Luna Station Quarterly is a speculative fiction magazine featuring stories by emerging women authors.
Now in our 7th year!

Book Review: Red Mars

by Wendy Van Camp

Book Name: Red Mars
Author: Kim Stanley Robinson
First Published: 1993
Nebula Award Winner for Best Novel 1993

Author Kim Stanley Robinson was born in Waukegan, Illinois, but mainly grew up in Southern California. He earned a B.A. in literature from the University of California, San Diego in 1974 and gained a Masters in English from Boston University in 1982. He returned to his California alma mater in 1984 to finish a PhD in English.

Robinson is an avid backpacker and many of his novels feature characters whohike or climb mountains including his Mars Trilogy. He doesn’t consider himself to be a mountain climber, more of a man that loves the great outdoors. In 2009, Robinson was a Clarion Workshop instructor and the following year he was the guest of honor at the 68th World Con. His novels have won 11 major science fiction awards and 29 nominations.

He is married with two sons and his family currently resides in Davis, California.

“History was like some vast thing that was always over the tight horizon, invisible except in its effects. It was what happened when you weren’t looking — an unknowable infinity of events, which although out of control, controlled everything.”
― Kim Stanley Robinson, Red Mars

The epic novel Red Mars begins when one hundred participants are chosen to go to the red planet after a detailed and rigorous selection process. The winners are geniuses from Russia and the United States along with a few other countries. They undertake a nine-month space mission to reach their goal of forming a colony base on Mars. “Underhill” has nuclear generators for power, medical stations are established, GMO foods are produced on martian farms and new life forms that can survive on the Martian surface unprotected are also genetically created. During this time, a debate that started on the spacecraft and continues both on Mars and Earth about the moral right of humans to terraform and mine Mars for their own profit.

Two factions arise on Mars. One is the Reds, led by Ann Cayborne. She believes that Mars should not be used for corporate profit or for Earth’s expansion.
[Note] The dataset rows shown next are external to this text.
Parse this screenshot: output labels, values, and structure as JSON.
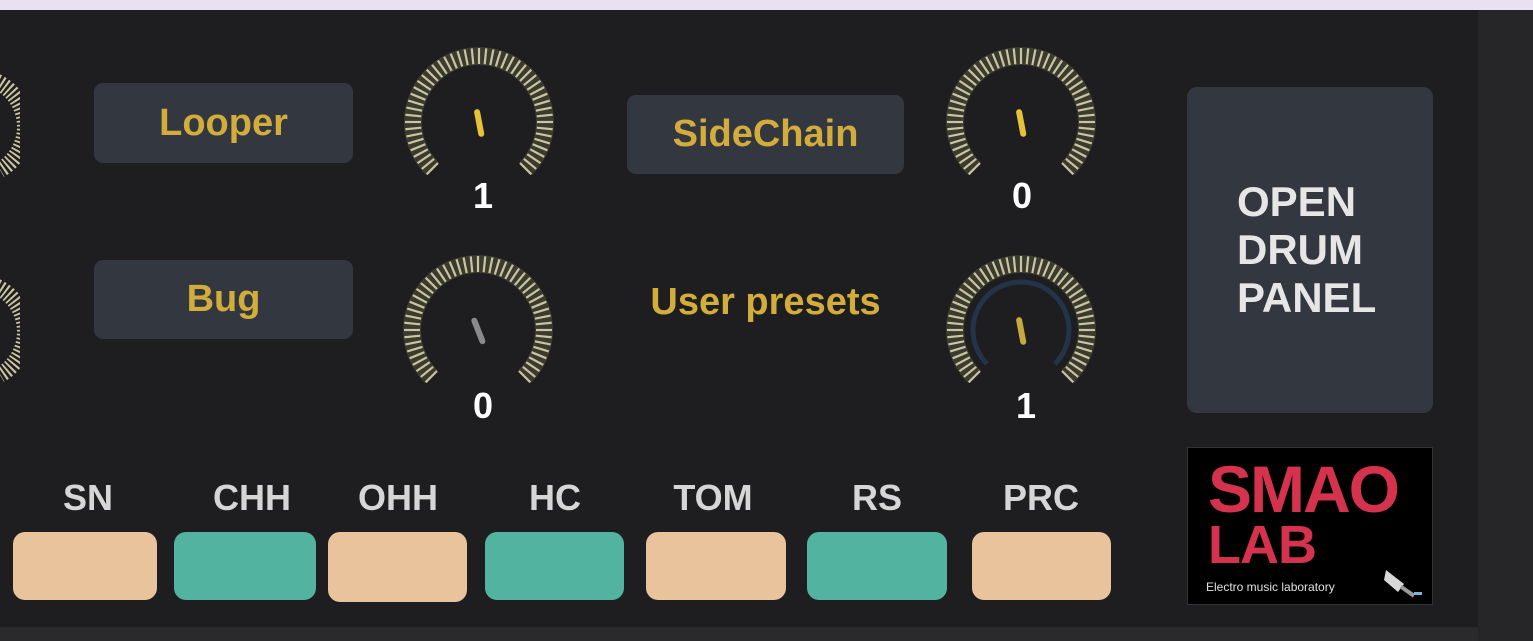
{
  "buttons": {
    "looper": "Looper",
    "sidechain": "SideChain",
    "bug": "Bug",
    "open_drum_panel": [
      "OPEN",
      "DRUM",
      "PANEL"
    ]
  },
  "labels": {
    "user_presets": "User presets"
  },
  "knobs": {
    "looper_knob": {
      "value": "1",
      "needle_color": "#e5c23a",
      "level": 0.46
    },
    "sidechain_knob": {
      "value": "0",
      "needle_color": "#e5c23a",
      "level": 0.46
    },
    "bug_knob": {
      "value": "0",
      "needle_color": "#8a8a8a",
      "level": 0.42
    },
    "user_presets_knob": {
      "value": "1",
      "needle_color": "#c8a93e",
      "level": 0.46,
      "track_color": "#233349"
    }
  },
  "drums": [
    {
      "label": "SN",
      "color": "#e8c39b"
    },
    {
      "label": "CHH",
      "color": "#52b3a0"
    },
    {
      "label": "OHH",
      "color": "#e8c39b"
    },
    {
      "label": "HC",
      "color": "#52b3a0"
    },
    {
      "label": "TOM",
      "color": "#e8c39b"
    },
    {
      "label": "RS",
      "color": "#52b3a0"
    },
    {
      "label": "PRC",
      "color": "#e8c39b"
    }
  ],
  "logo": {
    "line1": "SMAO",
    "line2": "LAB",
    "tagline": "Electro music laboratory",
    "brand_color": "#d5324e",
    "icon": "cleaver-icon"
  },
  "colors": {
    "accent_gold": "#d2ad3c",
    "button_bg": "#333740",
    "panel_bg": "#1e1e20",
    "knob_ring": "#c9c5a0"
  }
}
The other are the Greens, led by Sax Russell. He believes that terraforming is important in order for life on Mars to continue. As time goes on, these and other political arguments tear the martian settlement apart, even as more new Earth immigrants arrive to worsen the situation.

One of the draws of Robinson’s work is his detailed world building based on known science. There are many “sense of wonder” descriptions of the Martian landscape that draw you in as a reader and give you an appreciation for the natural environment. His details about the science behind the transformation of Mars make you wish that you could visit these people and places. As someone who enjoys natural beauty, this was one of the aspects of the novel that I enjoyed. I also liked how the author shifted the third-person point of view among the main characters of the book, allowing me to see Mars, its society, and its culture through their different perspectives.

Robinson often features scientists as heroes, not because of their physical brawn, but more for the importance of their discoveries, networking or collaboration with other scientists. The characters struggle to preserve and enhance the world around them in a manner evoking individualism and entrepreneurship such as was found on the American Frontier a century ago. In Robinson’s novels, scientists must take responsibility for educating the public in the responsible use of their discoveries and often emerge as the best people to direct public policy on environmental and technological issues. Robinson could be considered an anti-capitalist, his ideas promote an egalitarianism that more in keeping with socialist ideals. The Martian Constitution in his Mars Trilogy, draws upon these social democratic ideals and focus on the community-participation elements in the Martian’s political and economic life. I personally do not agree with all his political views, however, Robinson is not overt in his preaching and it is tolerable if you keep an open mind and enjoy the environmental and technological ideas.

Whatever your political views, Red Mars is a detailed portrayal of how this planet might be colonized in the near future with present day technology. Considering that there are programs in real life that are in the planning stages of going to Mars with an eye toward colonization, Robinson’s books are incredibly timely and an interesting read. It is my hope that the destruction and chaos that happens on Red Mars might be bypassed by our own colonists, but human nature being what it is, we can only hold our breath and hope for the best. I feel that the Mars Trilogy is well worth reading and I hope you’ll consider adding it to your to-read list.

The Mars Trilogy

Red Mars (1993) – Colonization
Green Mars (1994) – Terraforming
Blue Mars (1996) – Long-term results
The Martians (1999) – Short stories

A bit about the columnist:

Wendy Van Camp is the writer behind No Wasted Ink, a blog about the craft of writing, featuring author interviews. book reviews and Scifaiku poetry. She makes her home in Southern California with her husband. Wendy enjoys travel, bicycling, gourmet cooking and gemology. Her work has appeared in literary and science fiction magazines such as “Shadows Express”, “Quantum Visions”, “Serendipity”, and “Far Horizons”. Her first Amazon ebook is a regency romance entitled: "The Curate's Brother: A Jane Austen Variation of Persuasion". Visit author page

Comments are closed.